He told of his sorrow that Calum never got to see his new-born nephew.
Archie Calum Terras was born in May – four months after his uncle had been reported missing.
Iain added: “Archie is a beautiful, happy boy just like Calum before the mental illness.
“I was the closest person to Calum, as we shared a room at my nan’s for 15 years – he was my ‘go to’.
“Calum would find strengths in people and would encourage them to try and reach their goals in whatever it may be in life.”
Police said there are no suspicious circumstances surrounding the death and a file has been passed to the coroner.
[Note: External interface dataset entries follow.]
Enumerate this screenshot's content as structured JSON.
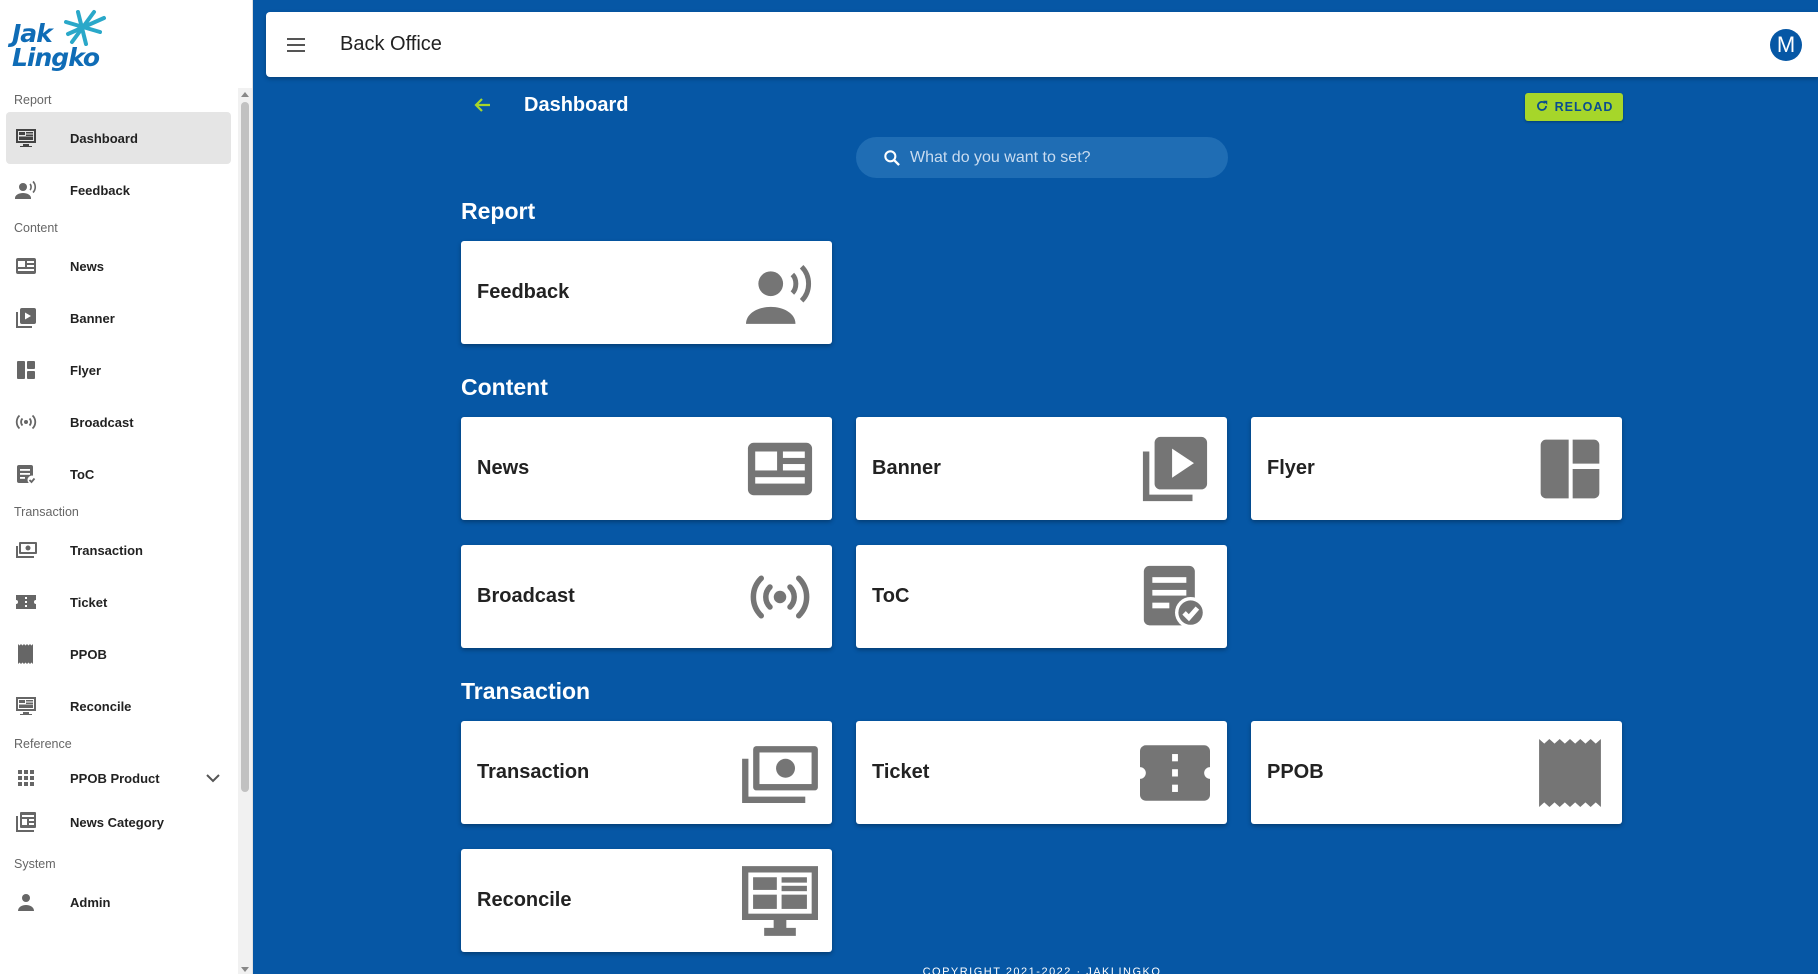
{
  "brand": {
    "logo_text_1": "Jak",
    "logo_text_2": "Lingko"
  },
  "topbar": {
    "title": "Back Office",
    "avatar_initial": "M"
  },
  "sidebar": {
    "groups": [
      {
        "section": "Report",
        "items": [
          {
            "label": "Dashboard",
            "icon": "monitor-dashboard-icon",
            "active": true
          },
          {
            "label": "Feedback",
            "icon": "feedback-voice-icon"
          }
        ]
      },
      {
        "section": "Content",
        "items": [
          {
            "label": "News",
            "icon": "newspaper-icon"
          },
          {
            "label": "Banner",
            "icon": "video-library-icon"
          },
          {
            "label": "Flyer",
            "icon": "dashboard-layout-icon"
          },
          {
            "label": "Broadcast",
            "icon": "broadcast-icon"
          },
          {
            "label": "ToC",
            "icon": "document-check-icon"
          }
        ]
      },
      {
        "section": "Transaction",
        "items": [
          {
            "label": "Transaction",
            "icon": "money-icon"
          },
          {
            "label": "Ticket",
            "icon": "ticket-icon"
          },
          {
            "label": "PPOB",
            "icon": "receipt-icon"
          },
          {
            "label": "Reconcile",
            "icon": "monitor-icon"
          }
        ]
      },
      {
        "section": "Reference",
        "items": [
          {
            "label": "PPOB Product",
            "icon": "grid-icon",
            "expandable": true
          },
          {
            "label": "News Category",
            "icon": "news-list-icon"
          }
        ]
      },
      {
        "section": "System",
        "items": [
          {
            "label": "Admin",
            "icon": "person-icon"
          }
        ]
      }
    ]
  },
  "page": {
    "title": "Dashboard",
    "reload_label": "RELOAD",
    "search_placeholder": "What do you want to set?"
  },
  "categories": [
    {
      "title": "Report",
      "cards": [
        {
          "label": "Feedback",
          "icon": "feedback-voice-icon"
        }
      ]
    },
    {
      "title": "Content",
      "cards": [
        {
          "label": "News",
          "icon": "newspaper-icon"
        },
        {
          "label": "Banner",
          "icon": "video-library-icon"
        },
        {
          "label": "Flyer",
          "icon": "dashboard-layout-icon"
        },
        {
          "label": "Broadcast",
          "icon": "broadcast-icon"
        },
        {
          "label": "ToC",
          "icon": "document-check-icon"
        }
      ]
    },
    {
      "title": "Transaction",
      "cards": [
        {
          "label": "Transaction",
          "icon": "money-icon"
        },
        {
          "label": "Ticket",
          "icon": "ticket-icon"
        },
        {
          "label": "PPOB",
          "icon": "receipt-icon"
        },
        {
          "label": "Reconcile",
          "icon": "monitor-icon"
        }
      ]
    }
  ],
  "footer": {
    "text": "COPYRIGHT 2021-2022 · JAKLINGKO"
  },
  "colors": {
    "background": "#0657a5",
    "accent": "#a6d62a",
    "icon_gray": "#757575"
  }
}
Calum was last seen alive by his grandmother when he left the home at around 6.55am on January 5, saying he was going to get his hair cut and visit his doctor.
His family said it later transpired he had no appointment with his GP.
After studying computer engineering at Stafford University he started working at the Department for Work and Pensions in Blackpool.
He went on to work at Blackpool Victoria Hospital but began to struggle with depression last year, his family have previously said.
Speaking after detectives confirmed the body parts on the beach were Calum’s, his relatives praised police for their efforts.
In a statement, family members said: “Our Calum, – or Uncle Cal as he was affectionately called by his nephew Alfie – was a much loved son, grandson, brother, cousin and friend who was a decent, caring, intelligent, considerate, witty man with old school values.
“He was very funny and had great banter, particularly with his siblings and his cousins.
“A family friend only recently commented that the world will be a worse place without him and, for us, that is certainly true.”
And relatives spoke of Calum’s battle with depression as they paid tribute to a “sweet-natured” person.
The statement added: “He always said that he didn’t want to die or be a burden – he just wanted to be happy.
“We know he is now no longer suffering with his demons and hope in time that will give us some comfort.
“He gave 110 per cent to try and help himself recover from his depression and he fought it as best he could.
“As a family would like to express our thanks to all of the public who helped us in our search to find Calum and also everyone who has passed on their well wishes and condolences since we were given this heartbreaking news.
“We would like to say a special thank you to the police, particularly our family liaison officers Det Sgt Kathryn Riley and Det Con Emma Shuttleworth.
“They have been extremely helpful, sensitive, open and honest throughout.
“We hope that Calum’s death will raise awareness of the suffering of lots of young men due to mental illnesses and that people fully realise that depression is like any other illness of the body, it’s just that it affects a person’s mind.”